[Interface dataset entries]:

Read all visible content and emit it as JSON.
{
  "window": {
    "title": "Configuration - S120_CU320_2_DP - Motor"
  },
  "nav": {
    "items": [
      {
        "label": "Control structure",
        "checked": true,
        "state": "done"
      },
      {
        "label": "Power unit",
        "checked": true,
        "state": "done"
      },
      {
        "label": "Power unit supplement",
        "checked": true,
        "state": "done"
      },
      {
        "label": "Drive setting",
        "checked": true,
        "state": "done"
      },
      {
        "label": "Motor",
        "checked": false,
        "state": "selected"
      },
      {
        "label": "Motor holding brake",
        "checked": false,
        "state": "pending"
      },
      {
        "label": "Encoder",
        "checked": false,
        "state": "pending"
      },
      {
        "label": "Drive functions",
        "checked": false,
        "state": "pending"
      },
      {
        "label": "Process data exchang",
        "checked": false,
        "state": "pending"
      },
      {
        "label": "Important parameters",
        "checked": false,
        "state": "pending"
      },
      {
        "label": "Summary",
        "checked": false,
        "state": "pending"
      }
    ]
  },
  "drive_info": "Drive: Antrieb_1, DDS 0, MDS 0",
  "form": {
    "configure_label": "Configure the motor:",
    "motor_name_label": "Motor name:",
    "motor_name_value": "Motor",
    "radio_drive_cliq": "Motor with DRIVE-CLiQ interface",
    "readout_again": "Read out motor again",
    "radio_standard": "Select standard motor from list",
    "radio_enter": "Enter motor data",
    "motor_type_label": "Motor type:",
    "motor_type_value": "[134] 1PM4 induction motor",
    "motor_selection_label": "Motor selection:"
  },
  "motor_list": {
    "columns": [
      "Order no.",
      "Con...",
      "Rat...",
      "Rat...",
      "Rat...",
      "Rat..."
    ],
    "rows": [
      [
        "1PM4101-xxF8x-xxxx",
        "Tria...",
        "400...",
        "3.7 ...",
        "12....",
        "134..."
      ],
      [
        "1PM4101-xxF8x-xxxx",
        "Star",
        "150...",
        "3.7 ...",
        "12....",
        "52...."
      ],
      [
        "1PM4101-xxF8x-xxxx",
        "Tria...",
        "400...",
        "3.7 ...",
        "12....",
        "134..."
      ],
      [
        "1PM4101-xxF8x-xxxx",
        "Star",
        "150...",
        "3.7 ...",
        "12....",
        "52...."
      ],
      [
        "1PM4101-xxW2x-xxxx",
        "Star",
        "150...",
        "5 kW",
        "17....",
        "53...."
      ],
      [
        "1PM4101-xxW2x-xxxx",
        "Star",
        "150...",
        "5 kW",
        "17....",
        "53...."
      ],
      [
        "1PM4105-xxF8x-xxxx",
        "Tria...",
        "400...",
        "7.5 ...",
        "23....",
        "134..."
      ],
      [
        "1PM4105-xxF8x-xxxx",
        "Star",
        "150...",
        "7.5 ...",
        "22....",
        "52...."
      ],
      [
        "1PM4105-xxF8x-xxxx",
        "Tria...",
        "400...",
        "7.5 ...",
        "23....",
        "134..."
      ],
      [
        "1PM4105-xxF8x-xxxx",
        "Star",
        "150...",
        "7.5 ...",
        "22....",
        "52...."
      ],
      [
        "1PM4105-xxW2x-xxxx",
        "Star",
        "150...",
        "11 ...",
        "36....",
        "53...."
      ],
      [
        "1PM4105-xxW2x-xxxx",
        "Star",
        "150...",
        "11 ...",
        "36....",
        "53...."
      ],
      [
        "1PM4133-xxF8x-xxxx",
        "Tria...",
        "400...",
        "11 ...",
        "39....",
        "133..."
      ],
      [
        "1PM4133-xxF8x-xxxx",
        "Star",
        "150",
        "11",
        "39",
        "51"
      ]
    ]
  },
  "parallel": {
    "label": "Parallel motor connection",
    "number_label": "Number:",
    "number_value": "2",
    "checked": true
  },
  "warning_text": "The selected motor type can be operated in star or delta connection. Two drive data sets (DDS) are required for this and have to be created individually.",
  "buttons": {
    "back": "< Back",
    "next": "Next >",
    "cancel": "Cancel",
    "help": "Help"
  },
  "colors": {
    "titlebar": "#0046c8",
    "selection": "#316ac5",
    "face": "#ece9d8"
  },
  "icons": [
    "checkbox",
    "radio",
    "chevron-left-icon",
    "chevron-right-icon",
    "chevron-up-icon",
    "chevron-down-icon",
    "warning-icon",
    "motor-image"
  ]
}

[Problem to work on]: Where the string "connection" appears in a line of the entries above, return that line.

[Result below]:
    "label": "Parallel motor connection",
  "warning_text": "The selected motor type can be operated in star or delta connection. Two drive data sets (DDS) are required for this and have to be created individually.",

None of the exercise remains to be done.